Momentous Events in the Life of a Cactus by Dusti Bowling (coming soon)
The Remarkable Journey of Coyote Sunrise by Dan Gemeinhart
The Oceans Between Stars Kevin Emerson (book #2 in a series of 3)
The Girl Who Drank the Moon by Kelly Barnhill
Awkward by Svetlana Chmakova

Young Adult:
Resistance by Jennifer A. Nielsen (is this middle grade or YA?)
The Fault in our Stars by John Green
The Thief by Megan Whalen Turner (1st of 6 in series)
All Systems Red by Martha Wells (1st of 5 in series)
Stormbreaker by Anthony Horowitz (1st of 12 books, plus several short stories)
Hey, Kiddo by Jarrett J. Krosoczka
The Bear and the Nightingale by Katherine Arden (1st in a series of 3)
Watch Us Rise by Renée Watson and Ellen Hagan
Unleaving by Melissa Ostrom (LOVED her Beloved Wild)
Cruel Prince by Holly Black (1st in series)
Hearts Unbroken by Cynthia Leitich Smith
Six of Crows by Leigh Bardugo (1st in series of 3)
Dry by Neal Shusterman and Jarrod Shusterman
Scythe by Neal Schusterman
Wildcard by Marie Lu
Children of Virtue and Vengeance by Toni Adeyemi (book #2 in series)
Thirteen Reasons Why by Jay Asher
Prince and the Dressmaker by Jen Wang
Watership Down by Richard Adams

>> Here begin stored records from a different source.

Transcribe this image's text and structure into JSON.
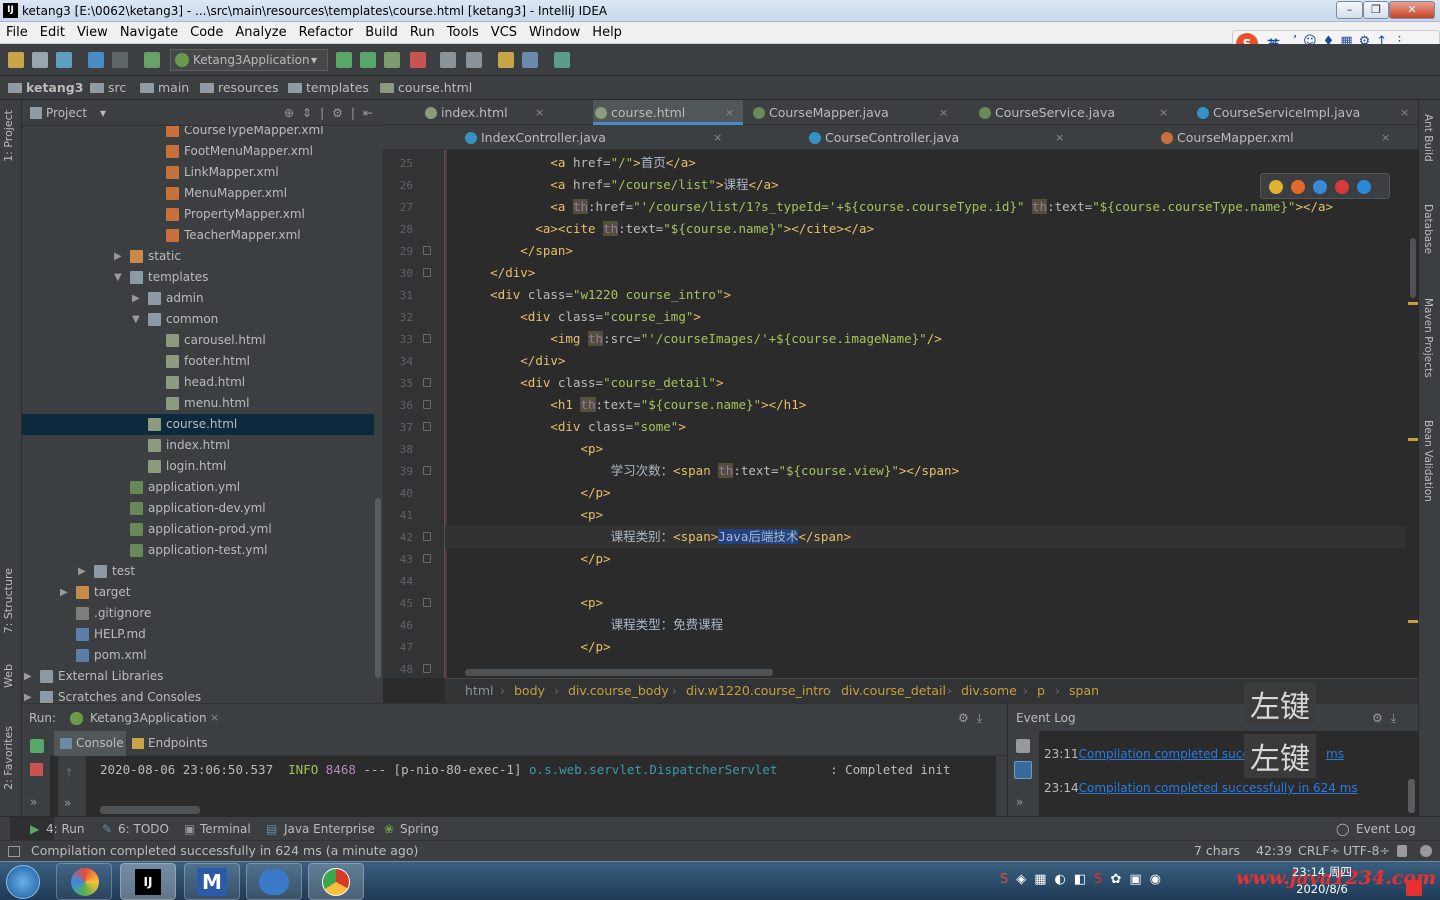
{
  "window": {
    "title": "ketang3 [E:\\0062\\ketang3] - ...\\src\\main\\resources\\templates\\course.html [ketang3] - IntelliJ IDEA",
    "app_icon": "IJ"
  },
  "menu": [
    "File",
    "Edit",
    "View",
    "Navigate",
    "Code",
    "Analyze",
    "Refactor",
    "Build",
    "Run",
    "Tools",
    "VCS",
    "Window",
    "Help"
  ],
  "ime": {
    "label": "英"
  },
  "toolbar": {
    "run_config": "Ketang3Application"
  },
  "breadcrumbs": [
    "ketang3",
    "src",
    "main",
    "resources",
    "templates",
    "course.html"
  ],
  "project": {
    "title": "Project",
    "tree": [
      {
        "label": "CourseTypeMapper.xml",
        "indent": 7,
        "type": "xml"
      },
      {
        "label": "FootMenuMapper.xml",
        "indent": 7,
        "type": "xml"
      },
      {
        "label": "LinkMapper.xml",
        "indent": 7,
        "type": "xml"
      },
      {
        "label": "MenuMapper.xml",
        "indent": 7,
        "type": "xml"
      },
      {
        "label": "PropertyMapper.xml",
        "indent": 7,
        "type": "xml"
      },
      {
        "label": "TeacherMapper.xml",
        "indent": 7,
        "type": "xml"
      },
      {
        "label": "static",
        "indent": 5,
        "type": "foldo",
        "arrow": "▶"
      },
      {
        "label": "templates",
        "indent": 5,
        "type": "fold",
        "arrow": "▼"
      },
      {
        "label": "admin",
        "indent": 6,
        "type": "fold",
        "arrow": "▶"
      },
      {
        "label": "common",
        "indent": 6,
        "type": "fold",
        "arrow": "▼"
      },
      {
        "label": "carousel.html",
        "indent": 7,
        "type": "html"
      },
      {
        "label": "footer.html",
        "indent": 7,
        "type": "html"
      },
      {
        "label": "head.html",
        "indent": 7,
        "type": "html"
      },
      {
        "label": "menu.html",
        "indent": 7,
        "type": "html"
      },
      {
        "label": "course.html",
        "indent": 6,
        "type": "html",
        "selected": true
      },
      {
        "label": "index.html",
        "indent": 6,
        "type": "html"
      },
      {
        "label": "login.html",
        "indent": 6,
        "type": "html"
      },
      {
        "label": "application.yml",
        "indent": 5,
        "type": "yml"
      },
      {
        "label": "application-dev.yml",
        "indent": 5,
        "type": "yml"
      },
      {
        "label": "application-prod.yml",
        "indent": 5,
        "type": "yml"
      },
      {
        "label": "application-test.yml",
        "indent": 5,
        "type": "yml"
      },
      {
        "label": "test",
        "indent": 3,
        "type": "fold",
        "arrow": "▶"
      },
      {
        "label": "target",
        "indent": 2,
        "type": "foldo",
        "arrow": "▶"
      },
      {
        "label": ".gitignore",
        "indent": 2,
        "type": "git"
      },
      {
        "label": "HELP.md",
        "indent": 2,
        "type": "md"
      },
      {
        "label": "pom.xml",
        "indent": 2,
        "type": "md"
      },
      {
        "label": "External Libraries",
        "indent": 0,
        "type": "fold",
        "arrow": "▶"
      },
      {
        "label": "Scratches and Consoles",
        "indent": 0,
        "type": "fold",
        "arrow": "▶"
      }
    ]
  },
  "tabs_row1": [
    {
      "label": "index.html",
      "color": "#8c9a7e"
    },
    {
      "label": "course.html",
      "color": "#8c9a7e",
      "active": true
    },
    {
      "label": "CourseMapper.java",
      "color": "#6a8759"
    },
    {
      "label": "CourseService.java",
      "color": "#6a8759"
    },
    {
      "label": "CourseServiceImpl.java",
      "color": "#3592c4"
    }
  ],
  "tabs_row2": [
    {
      "label": "IndexController.java",
      "color": "#3592c4"
    },
    {
      "label": "CourseController.java",
      "color": "#3592c4"
    },
    {
      "label": "CourseMapper.xml",
      "color": "#c8703a"
    }
  ],
  "code": {
    "lines": [
      {
        "n": "25",
        "html": "            <span class='tg'>&lt;a </span><span class='at'>href=</span><span class='st'>\"/\"</span><span class='tg'>&gt;</span><span class='tx2'>首页</span><span class='tg'>&lt;/a&gt;</span>"
      },
      {
        "n": "26",
        "html": "            <span class='tg'>&lt;a </span><span class='at'>href=</span><span class='st'>\"/course/list\"</span><span class='tg'>&gt;</span><span class='tx2'>课程</span><span class='tg'>&lt;/a&gt;</span>"
      },
      {
        "n": "27",
        "html": "            <span class='tg'>&lt;a </span><span class='ns'>th</span><span class='at'>:href=</span><span class='st'>\"'/course/list/1?s_typeId='+${course.courseType.id}\" </span><span class='ns'>th</span><span class='at'>:text=</span><span class='st'>\"${course.courseType.name}\"</span><span class='tg'>&gt;&lt;/a&gt;</span>"
      },
      {
        "n": "28",
        "html": "          <span class='tg'>&lt;a&gt;&lt;cite </span><span class='ns'>th</span><span class='at'>:text=</span><span class='st'>\"${course.name}\"</span><span class='tg'>&gt;&lt;/cite&gt;&lt;/a&gt;</span>"
      },
      {
        "n": "29",
        "html": "        <span class='tg'>&lt;/span&gt;</span>"
      },
      {
        "n": "30",
        "html": "    <span class='tg'>&lt;/div&gt;</span>"
      },
      {
        "n": "31",
        "html": "    <span class='tg'>&lt;div </span><span class='at'>class=</span><span class='st'>\"w1220 course_intro\"</span><span class='tg'>&gt;</span>"
      },
      {
        "n": "32",
        "html": "        <span class='tg'>&lt;div </span><span class='at'>class=</span><span class='st'>\"course_img\"</span><span class='tg'>&gt;</span>"
      },
      {
        "n": "33",
        "html": "            <span class='tg'>&lt;img </span><span class='ns'>th</span><span class='at'>:src=</span><span class='st'>\"'/courseImages/'+${course.imageName}\"</span><span class='tg'>/&gt;</span>"
      },
      {
        "n": "34",
        "html": "        <span class='tg'>&lt;/div&gt;</span>"
      },
      {
        "n": "35",
        "html": "        <span class='tg'>&lt;div </span><span class='at'>class=</span><span class='st'>\"course_detail\"</span><span class='tg'>&gt;</span>"
      },
      {
        "n": "36",
        "html": "            <span class='tg'>&lt;h1 </span><span class='ns'>th</span><span class='at'>:text=</span><span class='st'>\"${course.name}\"</span><span class='tg'>&gt;&lt;/h1&gt;</span>"
      },
      {
        "n": "37",
        "html": "            <span class='tg'>&lt;div </span><span class='at'>class=</span><span class='st'>\"some\"</span><span class='tg'>&gt;</span>"
      },
      {
        "n": "38",
        "html": "                <span class='tg'>&lt;p&gt;</span>"
      },
      {
        "n": "39",
        "html": "                    <span class='tx2'>学习次数：</span><span class='tg'>&lt;span </span><span class='ns'>th</span><span class='at'>:text=</span><span class='st'>\"${course.view}\"</span><span class='tg'>&gt;&lt;/span&gt;</span>"
      },
      {
        "n": "40",
        "html": "                <span class='tg'>&lt;/p&gt;</span>"
      },
      {
        "n": "41",
        "html": "                <span class='tg'>&lt;p&gt;</span>"
      },
      {
        "n": "42",
        "html": "                    <span class='tx2'>课程类别：</span><span class='tg'>&lt;span&gt;</span><span class='tx2' style='background:#214283'>Java后端技术</span><span class='tg'>&lt;/span&gt;</span>",
        "current": true
      },
      {
        "n": "43",
        "html": "                <span class='tg'>&lt;/p&gt;</span>"
      },
      {
        "n": "44",
        "html": ""
      },
      {
        "n": "45",
        "html": "                <span class='tg'>&lt;p&gt;</span>"
      },
      {
        "n": "46",
        "html": "                    <span class='tx2'>课程类型：免费课程</span>"
      },
      {
        "n": "47",
        "html": "                <span class='tg'>&lt;/p&gt;</span>"
      },
      {
        "n": "48",
        "html": ""
      }
    ]
  },
  "editor_breadcrumbs": [
    "html",
    "body",
    "div.course_body",
    "div.w1220.course_intro",
    "div.course_detail",
    "div.some",
    "p",
    "span"
  ],
  "run": {
    "label": "Run:",
    "config": "Ketang3Application",
    "tabs": [
      "Console",
      "Endpoints"
    ],
    "console_line": {
      "ts": "2020-08-06 23:06:50.537",
      "level": "INFO",
      "pid": "8468",
      "sep": "---",
      "thread": "[p-nio-80-exec-1]",
      "logger": "o.s.web.servlet.DispatcherServlet",
      "msg": ": Completed init"
    }
  },
  "event_log": {
    "title": "Event Log",
    "entries": [
      {
        "time": "23:11",
        "text": "Compilation completed succ",
        "suffix": "ms"
      },
      {
        "time": "23:14",
        "text": "Compilation completed successfully in 624 ms"
      }
    ],
    "overlay1": "左键",
    "overlay2": "左键"
  },
  "tool_tabs": {
    "run": "4: Run",
    "todo": "6: TODO",
    "terminal": "Terminal",
    "javaee": "Java Enterprise",
    "spring": "Spring",
    "eventlog": "Event Log"
  },
  "status": {
    "message": "Compilation completed successfully in 624 ms (a minute ago)",
    "chars": "7 chars",
    "position": "42:39",
    "line_sep": "CRLF÷",
    "encoding": "UTF-8÷"
  },
  "side_tabs_left": [
    "1: Project",
    "7: Structure",
    "Web",
    "2: Favorites"
  ],
  "side_tabs_right": [
    "Ant Build",
    "Database",
    "Maven Projects",
    "Bean Validation"
  ],
  "taskbar": {
    "time": "23:14 周四",
    "date": "2020/8/6",
    "watermark": "www.java1234.com"
  }
}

Adult Fiction or Historical Fiction:
An American Marriage by Tayari Jones
All the Light We Cannot See by Anthony Doerr
Pride and Prejudice by Jane Austen
A Tale of Two Cities by Charles Dickens

Non-fiction:
Game Changer!: Book Access for All Kids by Donalyn Miller and Colby Sharp
Educated by Tara Westover
Troublemakers : Lessons in Freedom from Young Children at School by Carla Shalaby
Who Wrote the Bible? by Richard Elliott Friedman
The World’s Religions by Huston Smith
The Story of Christianity Vol. 1 by Justo L. González
The Story of Christianity Vol. 2 by Justo L. González

If you are new to #MustReadin2019 and would like to participate this year, here’s a direct link to the There’s a Book for That POST you’ll want to check out and comment on. I’ll see everyone at the Spring (Thursday April 4th), Fall (Thursday September 5th), and  Year end (Thursday December 26th) updates.